As the government ramps up accessibility to Covid-19 vaccines, Uber, Lyft and other transportation services across the country are partnering with businesses, cities and pharmacies to offer free rides to vaccination sites.
In an effort to provide more vaccines to communities of color and to address vaccine skepticism, Uber said this week it has partnered with retail pharmacy chain Walgreens to offer free transportation to its locations and offsite vaccination clinics in cities such as Houston, Chicago and Atlanta.
The initiative comes after Uber pledged in December to offer 10 million free or discounted rides to assure that “transportation is not a barrier to getting the [Covid-19] vaccine.”
“Transportation should never be a barrier to health care,” Uber CEO Dara Khosrowshahi said in a statement. “We look forward to building on this exciting new partnership with Walgreens, harnessing the power of the Uber platform to help connect more people with vaccines, as we all work together to help end this pandemic.”
Since 1995, public transportation ridership has increased by 28 percent — higher than the 23 percent increase in the U.S. population. Yet 45 percent of Americans still don’t have access to public transportation, according to the American Public Transportation Association.
Jersey City in New Jersey was one of the first cities to join forces with Uber to offer expanded access to vaccination sites, offering 12,000 free roundtrip rides to “residents who will benefit most from avoiding crowded mass transit or may not otherwise have the means to travel,” Jersey City Mayor Steven Fulop said in a statement.
“The majority of people in Jersey City don’t have cars, and that’s an even higher percentage when you talk about seniors and lower-income communities,” Fulop told NBC News’ Gabe Gutierrez.
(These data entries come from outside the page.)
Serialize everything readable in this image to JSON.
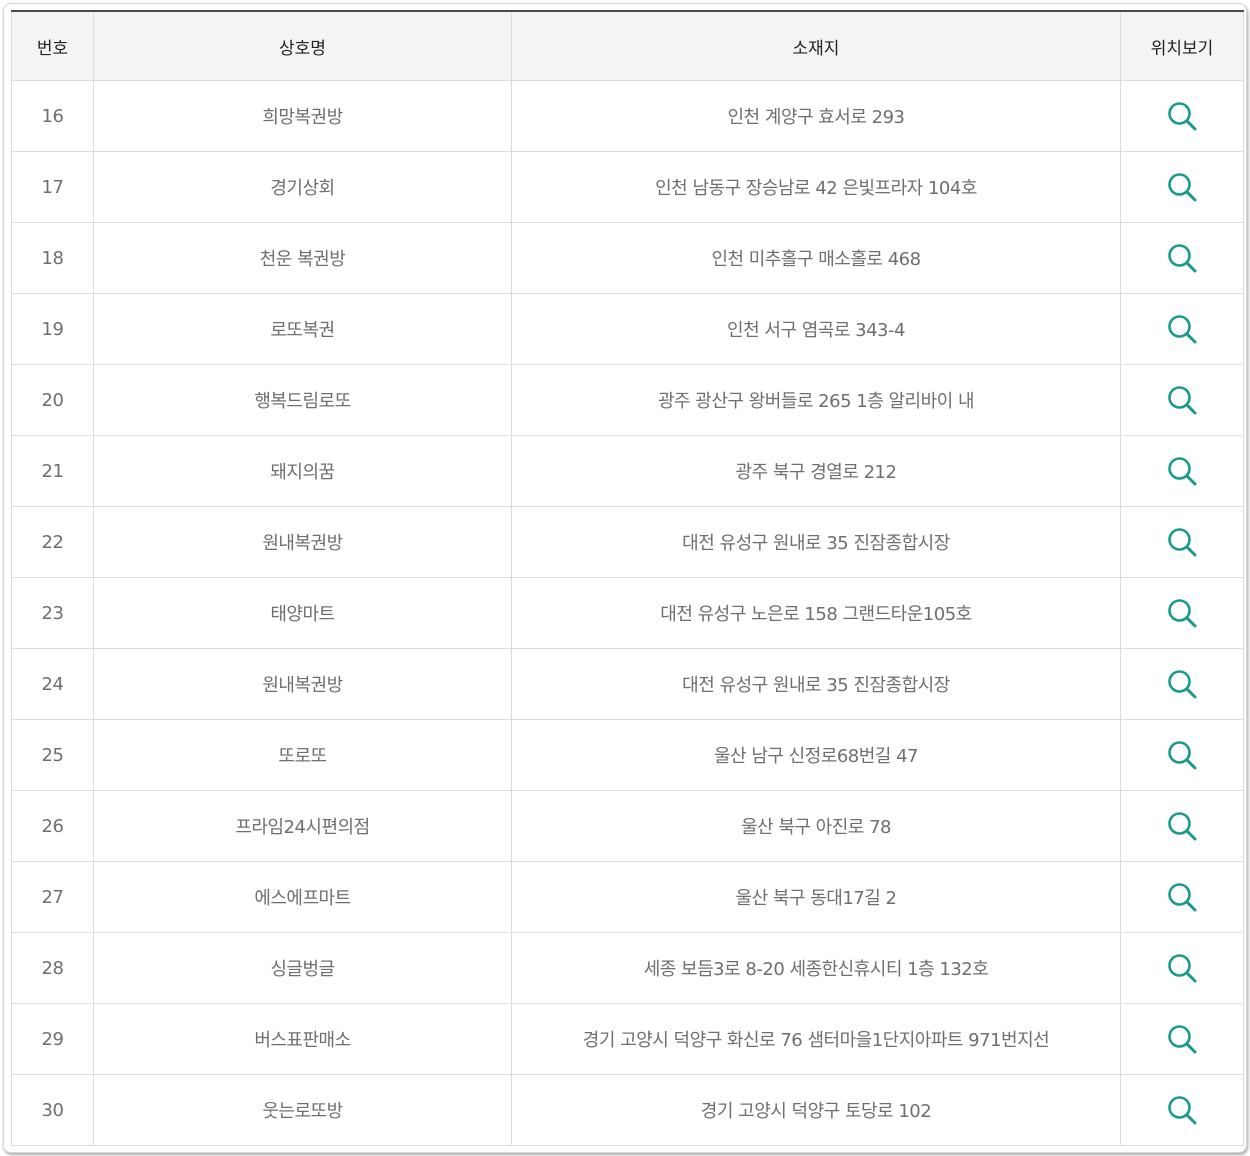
{
  "table": {
    "headers": {
      "no": "번호",
      "name": "상호명",
      "address": "소재지",
      "map": "위치보기"
    },
    "accent_color": "#1a9a8a",
    "map_icon": "search-icon",
    "rows": [
      {
        "no": "16",
        "name": "희망복권방",
        "address": "인천 계양구 효서로 293"
      },
      {
        "no": "17",
        "name": "경기상회",
        "address": "인천 남동구 장승남로 42 은빛프라자 104호"
      },
      {
        "no": "18",
        "name": "천운 복권방",
        "address": "인천 미추홀구 매소홀로 468"
      },
      {
        "no": "19",
        "name": "로또복권",
        "address": "인천 서구 염곡로 343-4"
      },
      {
        "no": "20",
        "name": "행복드림로또",
        "address": "광주 광산구 왕버들로 265 1층 알리바이 내"
      },
      {
        "no": "21",
        "name": "돼지의꿈",
        "address": "광주 북구 경열로 212"
      },
      {
        "no": "22",
        "name": "원내복권방",
        "address": "대전 유성구 원내로 35 진잠종합시장"
      },
      {
        "no": "23",
        "name": "태양마트",
        "address": "대전 유성구 노은로 158 그랜드타운105호"
      },
      {
        "no": "24",
        "name": "원내복권방",
        "address": "대전 유성구 원내로 35 진잠종합시장"
      },
      {
        "no": "25",
        "name": "또로또",
        "address": "울산 남구 신정로68번길 47"
      },
      {
        "no": "26",
        "name": "프라임24시편의점",
        "address": "울산 북구 아진로 78"
      },
      {
        "no": "27",
        "name": "에스에프마트",
        "address": "울산 북구 동대17길 2"
      },
      {
        "no": "28",
        "name": "싱글벙글",
        "address": "세종 보듬3로 8-20 세종한신휴시티 1층 132호"
      },
      {
        "no": "29",
        "name": "버스표판매소",
        "address": "경기 고양시 덕양구 화신로 76 샘터마을1단지아파트 971번지선"
      },
      {
        "no": "30",
        "name": "웃는로또방",
        "address": "경기 고양시 덕양구 토당로 102"
      }
    ]
  }
}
Retail giant Target said Wednesday it has partnered with Lyft to provide free roundtrip rides to all team members for Covid vaccination appointments. “Taking care of our team has been at the heart of every decision we’ve made since the coronavirus started,” Chief Human Resources Officer Melissa Kremer said in a statement.
In San Diego, the Metropolitan Transit System is offering free rides for residents in the region to vaccination sites. In East Texas, the Brazos Transit District will be providing free transportation, and the North Carolina Department of Transportation has allocated around $2.5 million to help pay for rides.
“Partnerships like this are crucial to make it possible for everyone to be able to take their shot when it’s their spot,” said Mandy Cohen, Secretary of the North Carolina Department of Health and Human Services.
At a recent visit to the National Institutes of Health, President Joe Biden announced that the federal government had purchased an additional 100 million doses of the Pfizer-BioNTech, as well as 100 million more doses from Moderna.
“We have now purchased enough vaccine supply to vaccinate all Americans and now we’re working to get those vaccines into the arms of millions of people,” Biden said.